Love the Lord Your God with all your strength…
If “strength” often refers to one’s possessions, whatever resources one has at one’s disposal, how are you showing love for God with how you use your resources?

When this word shows up in the Bible, “strength” can also be translated “muchness” or “abundance.” It means something is not just okay or average, but the best and greatest possible. What do you think it could mean to love God not just with your leftover time or energy, but with the best of what you have to give?  

Monday, May 23, 2016

WMTRBW 41: Moving with the Spirit

In worship yesterday, we reflected on two scripture passages about bearing fruit that grows from the presence of the Holy Spirit--John 15:1-8 and Galatians 5:13-26 (with an emphasis on verses 22 and 23). We talked about how bearing fruit takes a long time--it's a slow process, requiring us to mature and develop.

First, I love the art created by Denise Cotter that was on the front of our bulletin this week, that brings these two scriptures together:

Second, here is the poem I read at the end of worship yesterday. I would highly recommend, as you reflect on what it means for you to move and grow in God's Spirit this week, printing it off and posting it somewhere. Read it often. 

Monday, May 16, 2016

WMTRBW 40: The Spirit is Moving!

Our Pentecost blog is going to be a picture blog, with images of our kite flying at our Pentecost Picnic yesterday afternoon.
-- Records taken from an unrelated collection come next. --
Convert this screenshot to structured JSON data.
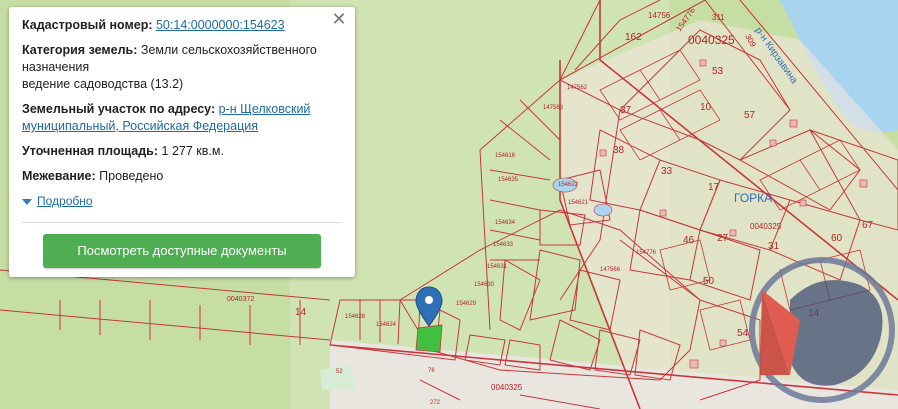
{
  "popup": {
    "cadastral_label": "Кадастровый номер:",
    "cadastral_value": "50:14:0000000:154623",
    "category_label": "Категория земель:",
    "category_value_1": "Земли сельскохозяйственного",
    "category_value_2": "назначения",
    "category_value_3": "ведение садоводства (13.2)",
    "address_label": "Земельный участок по адресу:",
    "address_value_1": "р-н Щелковский",
    "address_value_2": "муниципальный, Российская Федерация",
    "area_label": "Уточненная площадь:",
    "area_value": "1 277 кв.м.",
    "survey_label": "Межевание:",
    "survey_value": "Проведено",
    "more_label": "Подробно",
    "docs_button": "Посмотреть доступные документы"
  },
  "map": {
    "labels": {
      "l162": "162",
      "l14756": "14756",
      "l154776": "154776",
      "l311": "311",
      "l309": "309",
      "l40325_top": "0040325",
      "street": "р-н Кирзавина",
      "l53": "53",
      "l57": "57",
      "l10": "10",
      "l33": "33",
      "l38": "38",
      "l27": "27",
      "l50": "50",
      "l46": "46",
      "l17": "17",
      "l31": "31",
      "l60": "60",
      "l67": "67",
      "l37": "37",
      "gorka": "ГОРКА",
      "l40325_mid": "0040325",
      "l40372": "0040372",
      "l14_left": "14",
      "l14_right": "14",
      "l54": "54",
      "l40325_bot": "0040325",
      "l154616": "154616",
      "l154635": "154635",
      "l154634": "154634",
      "l154633": "154633",
      "l154631": "154631",
      "l154630": "154630",
      "l154629": "154629",
      "l154622": "154622",
      "l154621": "154621",
      "l147566": "147566",
      "l147563": "147563",
      "l147562": "147562",
      "l154628": "154628",
      "l154624": "154624",
      "l154776b": "154776",
      "l52": "52",
      "l76": "76",
      "l272": "272"
    }
  },
  "colors": {
    "parcel_line": "#c8373b",
    "water": "#a8d4ef",
    "selected": "#3fc13f",
    "marker": "#2f6fb5",
    "button": "#4fae51"
  },
  "icons": {
    "marker": "map-pin-icon",
    "close": "close-icon",
    "more": "triangle-down-icon",
    "watermark": "compass-logo"
  }
}
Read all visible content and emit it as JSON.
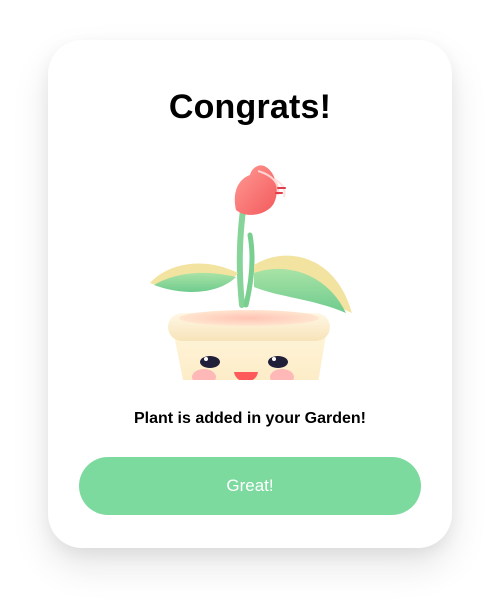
{
  "dialog": {
    "title": "Congrats!",
    "illustration_icon": "potted-plant-illustration-icon",
    "message": "Plant is added in your Garden!",
    "confirm_label": "Great!"
  },
  "colors": {
    "button": "#7dda9f",
    "button_text": "#ffffff",
    "card": "#ffffff",
    "text": "#000000"
  }
}
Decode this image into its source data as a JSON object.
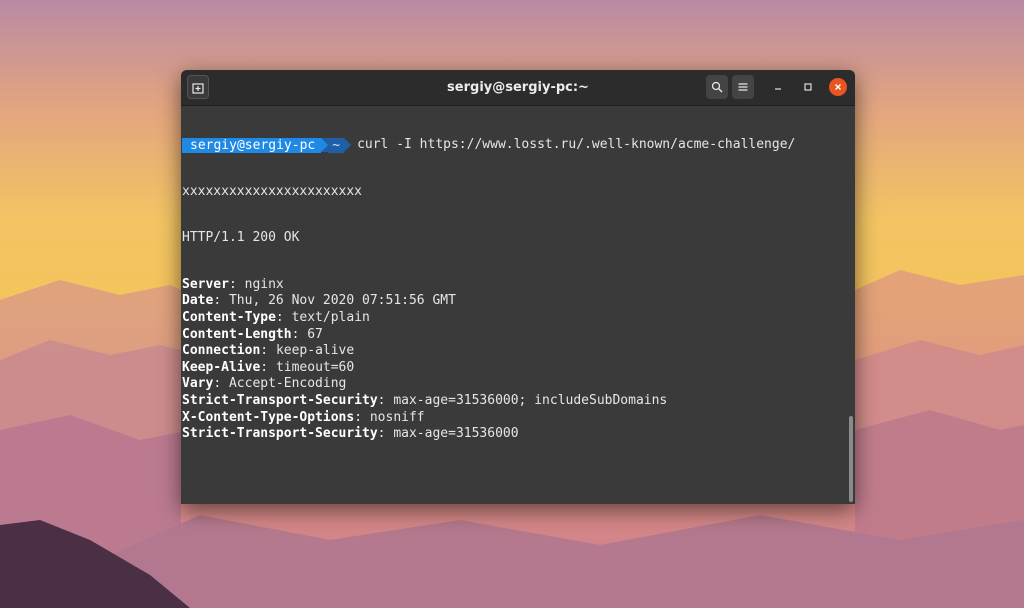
{
  "window": {
    "title": "sergiy@sergiy-pc:~",
    "close_color": "#e95420"
  },
  "toolbar": {
    "new_tab_icon": "new-tab-icon",
    "search_icon": "search-icon",
    "menu_icon": "hamburger-menu-icon"
  },
  "prompt": {
    "user_host": "sergiy@sergiy-pc",
    "dir": "~",
    "user_bg": "#1f8ae6",
    "dir_bg": "#1f5fa8"
  },
  "command": {
    "text": "curl -I https://www.losst.ru/.well-known/acme-challenge/",
    "wrap": "xxxxxxxxxxxxxxxxxxxxxxx"
  },
  "status_line": "HTTP/1.1 200 OK",
  "headers": [
    {
      "name": "Server",
      "value": "nginx"
    },
    {
      "name": "Date",
      "value": "Thu, 26 Nov 2020 07:51:56 GMT"
    },
    {
      "name": "Content-Type",
      "value": "text/plain"
    },
    {
      "name": "Content-Length",
      "value": "67"
    },
    {
      "name": "Connection",
      "value": "keep-alive"
    },
    {
      "name": "Keep-Alive",
      "value": "timeout=60"
    },
    {
      "name": "Vary",
      "value": "Accept-Encoding"
    },
    {
      "name": "Strict-Transport-Security",
      "value": "max-age=31536000; includeSubDomains"
    },
    {
      "name": "X-Content-Type-Options",
      "value": "nosniff"
    },
    {
      "name": "Strict-Transport-Security",
      "value": "max-age=31536000"
    }
  ]
}
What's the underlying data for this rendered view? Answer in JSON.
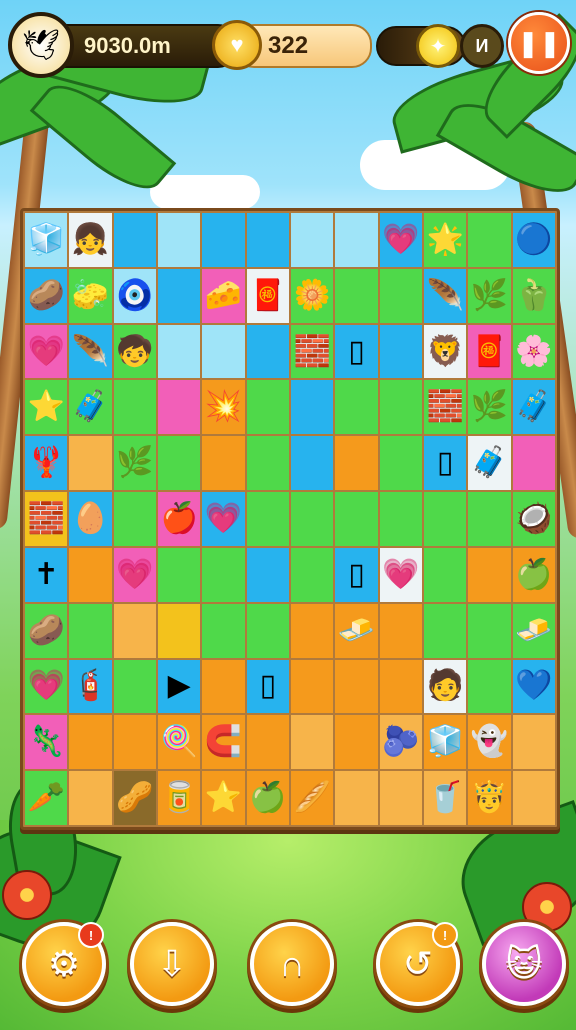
{
  "hud": {
    "distance_text": "9030.0m",
    "coins_text": "322",
    "small_badge_text": "И",
    "pause_icon": "pause-icon",
    "colors": {
      "accent": "#f07a1c",
      "coin": "#f5b81c"
    }
  },
  "board": {
    "columns": 12,
    "rows": 11,
    "cells": [
      [
        "lb:🧊",
        "w:👧",
        "b:",
        "lb:",
        "b:",
        "b:",
        "lb:",
        "lb:",
        "b:💗",
        "g:🌟",
        "g:",
        "b:🔵"
      ],
      [
        "b:🥔",
        "g:🧽",
        "lb:🧿",
        "b:",
        "p:🧀",
        "w:🧧",
        "g:🌼",
        "g:",
        "g:",
        "b:🪶",
        "g:🌿",
        "g:🫑"
      ],
      [
        "p:💗",
        "b:🪶",
        "g:🧒",
        "lb:",
        "lb:",
        "b:",
        "g:🧱",
        "b:▯",
        "b:",
        "w:🦁",
        "p:🧧",
        "g:🌸"
      ],
      [
        "g:⭐",
        "g:🧳",
        "g:",
        "p:",
        "o:💥",
        "g:",
        "b:",
        "g:",
        "g:",
        "g:🧱",
        "g:🌿",
        "b:🧳"
      ],
      [
        "b:🦞",
        "lo:",
        "g:🌿",
        "g:",
        "o:",
        "g:",
        "b:",
        "o:",
        "g:",
        "b:▯",
        "w:🧳",
        "p:"
      ],
      [
        "y:🧱",
        "b:🥚",
        "g:",
        "p:🍎",
        "b:💗",
        "g:",
        "g:",
        "g:",
        "g:",
        "g:",
        "g:",
        "g:🥥"
      ],
      [
        "b:✝",
        "o:",
        "p:💗",
        "g:",
        "g:",
        "b:",
        "g:",
        "b:▯",
        "w:💗",
        "g:",
        "o:",
        "o:🍏"
      ],
      [
        "g:🥔",
        "g:",
        "lo:",
        "y:",
        "g:",
        "g:",
        "o:",
        "o:🧈",
        "o:",
        "g:",
        "g:",
        "g:🧈"
      ],
      [
        "g:💗",
        "b:🧯",
        "g:",
        "b:▶",
        "o:",
        "b:▯",
        "o:",
        "o:",
        "o:",
        "w:🧑",
        "g:",
        "b:💙"
      ],
      [
        "p:🦎",
        "o:",
        "o:",
        "o:🍭",
        "o:🧲",
        "o:",
        "lo:",
        "o:",
        "lo:🫐",
        "o:🧊",
        "o:👻",
        "lo:"
      ],
      [
        "g:🥕",
        "lo:",
        "d:🥜",
        "o:🥫",
        "o:⭐",
        "o:🍏",
        "o:🥖",
        "lo:",
        "lo:",
        "lo:🥤",
        "o:🤴",
        "lo:"
      ]
    ]
  },
  "buttons": [
    {
      "name": "settings-button",
      "icon": "gear-icon",
      "glyph": "⚙",
      "badge": "!"
    },
    {
      "name": "download-button",
      "icon": "arrow-down-icon",
      "glyph": "⇩",
      "badge": ""
    },
    {
      "name": "magnet-button",
      "icon": "magnet-icon",
      "glyph": "∩",
      "badge": ""
    },
    {
      "name": "swap-button",
      "icon": "swap-icon",
      "glyph": "↺",
      "badge": "!"
    },
    {
      "name": "character-button",
      "icon": "character-icon",
      "glyph": "😺",
      "badge": ""
    }
  ]
}
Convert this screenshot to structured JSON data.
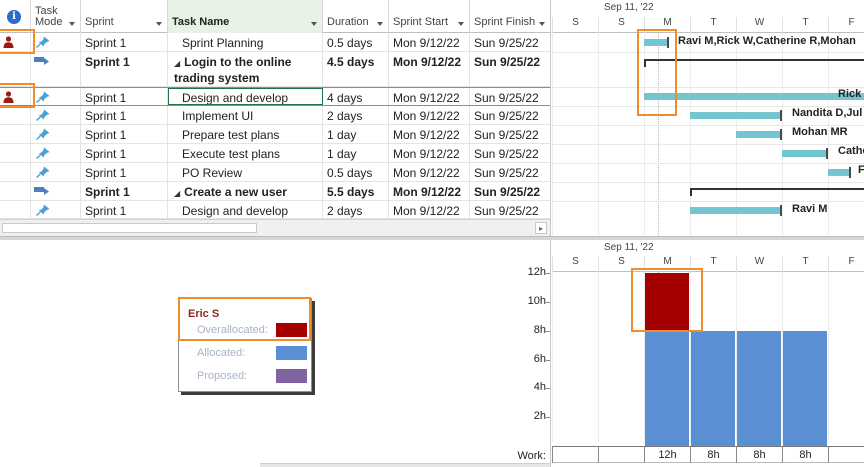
{
  "grid": {
    "headers": {
      "info_icon": "info-icon",
      "task_mode": "Task\nMode",
      "resource": "Sprint",
      "task_name": "Task Name",
      "duration": "Duration",
      "start": "Sprint Start",
      "finish": "Sprint Finish"
    },
    "rows": [
      {
        "indicator": "person",
        "mode": "manual",
        "resource": "Sprint 1",
        "name": "Sprint Planning",
        "duration": "0.5 days",
        "start": "Mon 9/12/22",
        "finish": "Sun 9/25/22",
        "bold": false
      },
      {
        "indicator": "",
        "mode": "auto",
        "resource": "Sprint 1",
        "name": "Login to the online trading system",
        "duration": "4.5 days",
        "start": "Mon 9/12/22",
        "finish": "Sun 9/25/22",
        "bold": true
      },
      {
        "indicator": "person",
        "mode": "manual",
        "resource": "Sprint 1",
        "name": "Design and develop",
        "duration": "4 days",
        "start": "Mon 9/12/22",
        "finish": "Sun 9/25/22",
        "bold": false
      },
      {
        "indicator": "",
        "mode": "manual",
        "resource": "Sprint 1",
        "name": "Implement UI",
        "duration": "2 days",
        "start": "Mon 9/12/22",
        "finish": "Sun 9/25/22",
        "bold": false
      },
      {
        "indicator": "",
        "mode": "manual",
        "resource": "Sprint 1",
        "name": "Prepare test plans",
        "duration": "1 day",
        "start": "Mon 9/12/22",
        "finish": "Sun 9/25/22",
        "bold": false
      },
      {
        "indicator": "",
        "mode": "manual",
        "resource": "Sprint 1",
        "name": "Execute test plans",
        "duration": "1 day",
        "start": "Mon 9/12/22",
        "finish": "Sun 9/25/22",
        "bold": false
      },
      {
        "indicator": "",
        "mode": "manual",
        "resource": "Sprint 1",
        "name": "PO Review",
        "duration": "0.5 days",
        "start": "Mon 9/12/22",
        "finish": "Sun 9/25/22",
        "bold": false
      },
      {
        "indicator": "",
        "mode": "auto",
        "resource": "Sprint 1",
        "name": "Create a new user",
        "duration": "5.5 days",
        "start": "Mon 9/12/22",
        "finish": "Sun 9/25/22",
        "bold": true
      },
      {
        "indicator": "",
        "mode": "manual",
        "resource": "Sprint 1",
        "name": "Design and develop",
        "duration": "2 days",
        "start": "Mon 9/12/22",
        "finish": "Sun 9/25/22",
        "bold": false
      }
    ]
  },
  "timeline": {
    "week": "Sep 11, '22",
    "days": [
      "S",
      "S",
      "M",
      "T",
      "W",
      "T",
      "F"
    ]
  },
  "gantt_labels": {
    "row1": "Ravi M,Rick W,Catherine R,Mohan",
    "row3": "Rick V",
    "row4": "Nandita D,Jul",
    "row5": "Mohan MR",
    "row6": "Cathe",
    "row7": "F",
    "row9": "Ravi M"
  },
  "legend": {
    "resource_name": "Eric S",
    "overallocated_label": "Overallocated:",
    "allocated_label": "Allocated:",
    "proposed_label": "Proposed:",
    "colors": {
      "overallocated": "#a50000",
      "allocated": "#5b8fd4",
      "proposed": "#8064a2"
    }
  },
  "usage": {
    "week": "Sep 11, '22",
    "days": [
      "S",
      "S",
      "M",
      "T",
      "W",
      "T",
      "F"
    ],
    "y_ticks": [
      "12h",
      "10h",
      "8h",
      "6h",
      "4h",
      "2h"
    ],
    "work_label": "Work:",
    "work_values": [
      "12h",
      "8h",
      "8h",
      "8h"
    ]
  },
  "chart_data": {
    "type": "bar",
    "categories": [
      "M",
      "T",
      "W",
      "T"
    ],
    "series": [
      {
        "name": "Allocated",
        "values": [
          8,
          8,
          8,
          8
        ]
      },
      {
        "name": "Overallocated",
        "values": [
          4,
          0,
          0,
          0
        ]
      }
    ],
    "ylim": [
      0,
      12
    ],
    "yticks": [
      "2h",
      "4h",
      "6h",
      "8h",
      "10h",
      "12h"
    ]
  }
}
Everyone was entranced watching these kites dance and twist and soar in the wind. What if we were that open and attentive to the Spirit's movement?

Enjoy these--the ones of all the kids sitting on the wall watching the kite way up high are my favorite! See if you can spot the kite waaaaaay up there.

Monday, May 9, 2016

WMTRBW 39: Whatever the Hardship, Keep Rising Up!

This morning, Nancy Lively sent me an email that made me realize something I've never thought about before: the word "Pentecost"--the day we will celebrate this coming Sunday, the day the Holy Spirit is poured out on all people and the Church is born--has the word "cost" in it. Yesterday, we talked a great deal about the cost of following Jesus--the hardships we will inevitably face if we walk in The Way of Jesus. So, as we move toward Pentecost this week, it seemed right to read this prayer/poem that Nancy sent this morning, by Maren Tirabassi (https://giftsinopenhands.wordpress.com):

God, I understand part about fifty days,
but it’s the “cost”
hidden in the holiday
that worries me on Pentecost.

It costs my anonymity as a Christian,
all my pet preconceptions
of who belongs,
the loan of my mouth,
my reputation for sobriety,
towels for the baptisms of strangers.

And for all of these,
I come away with something
oddly sweet –
bright feathers and shook foil.

This seemed a good prayer/poem to hold in hand and heart and mind this week as we read the We Make the Road chapter on hardships this week, and as we continue reflecting on these very challenging questions, slightly adapted from the ones with which we finished worship yesterday:

What has following Jesus cost you in the past?

What is following Jesus costing you in the present?

What cost are you willing to pay to follow Jesus in the future?

Monday, May 2, 2016

WMTRBW 38: The Uprising of Stewardship

This week, in our scripture reading from 2 Corinthians 8:1-15, we hear the Apostle Paul talk about his desire for churches to share from their abundance so others will not have to be in need, so "that there may be a fair balance. As it is written,‘The one who had much did not have too much, and the one who had little did not have too little.'" Imagine it--a world where the one who had much did not have too much, and the one who had little did not have too little! And Paul--like Jesus before him--saw Christians as able to help make this happen by the way they cared for one another and shared freely of what they had.

These words are of particular challenge for us as Christians in this time when there seems to be so little fair balance in our society or our world in terms of opportunity and resources. As you are reading Brian McLaren's thoughts on stewardship from We Make the Road by Walking this week, check out some of these infographics that share a picture of the economic inequality that plagues our immediate area, our nation, and our world. What do you think our proper response and action should be as Christians to help there be fair balance?